What do you do the week before a marathon?
Aside from going back and forward from nervous to excited on an hourly basis, here are some useful tips to see you through the coming days.
You can take the foot off the gas but keep running on the days you already run. While there’s nothing more you can do that will make much of a difference to your speed, this is a good opportunity to keep the legs ticking over, familiarise yourself not only with your target pace but get to know how it feels and find a rhythm that will be easy for you to settle into on race day. On the days you’re not running, go for a walk and generally keep moving.
Take advantage of the your spare time by taking it easy, get some good quality sleep so that your body feels energised on race day.
Do Some Daily Mobility Work
Many people do stretching and foam rolling but I am not convinced either makes any physical difference.
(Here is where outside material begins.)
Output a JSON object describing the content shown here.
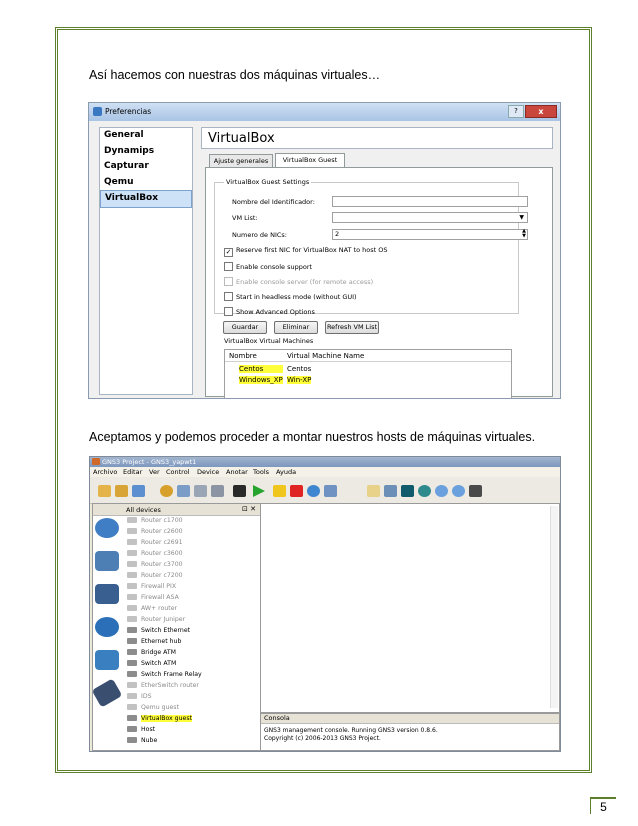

Instead, I coach my runners to do the exercises in this video:
and this one:
These exercises will improve the mobility across all the joints meaning that your muscles will feel nice and loose going into the marathon. I recommend doing these 2-3 times daily for best results.
Think of standing on the start line with no tight calfs or hamstrings or glutes that need activated!
Planning For Race Day
If you haven’t already done this, make sure you are stocked up with everything you’re going to need on race day such as gels, vaseline to prevent chafing, plasters to cover your nipples, suntan lotion in case it’s going to be warm. I once chose not to wear any suntan lotion at the Edinburgh Marathon in 2010 as it was overcast before the race. As soon as the race started, the sun came out and I got sunburnt that day!
In addition to kit, it’s also wise to start planning your journey on race day so you know which trains you need to get on for London or where to park etc if, like me, you’re doing Stirling.
If you’re reading this, preparing for your first marathon and beginning to get really nervous, it’s ok, experienced marathon runners get that too! Another useful tip is to start thinking about the kind of race you want to have, how you want to feel at the finish and the story you want to be able to tell everyone the day after. The marathon is as much a mental battle as a physical one and so having an idea of the experience you want is good.
Me? I will be doing all of this as well. I’m lucky in that I get a few hours break in the afternoons so I like to have a nap and take it easy before I go back to work for the evenings. I will be doing lots of mobility work as this has largely helped me and my coaching clients avoid injury throughout training and will be key for me on the day. I will do short runs on Tuesday and Thursday and run easy at parkrun on Saturday so that my legs are primed for Sunday.
Let me know your thoughts on how you plan to spend the week before your marathon and if you have any questions, either comment below or contact me here.
Happy running :-)
Coming up on Saturday….The Day Before The Marathon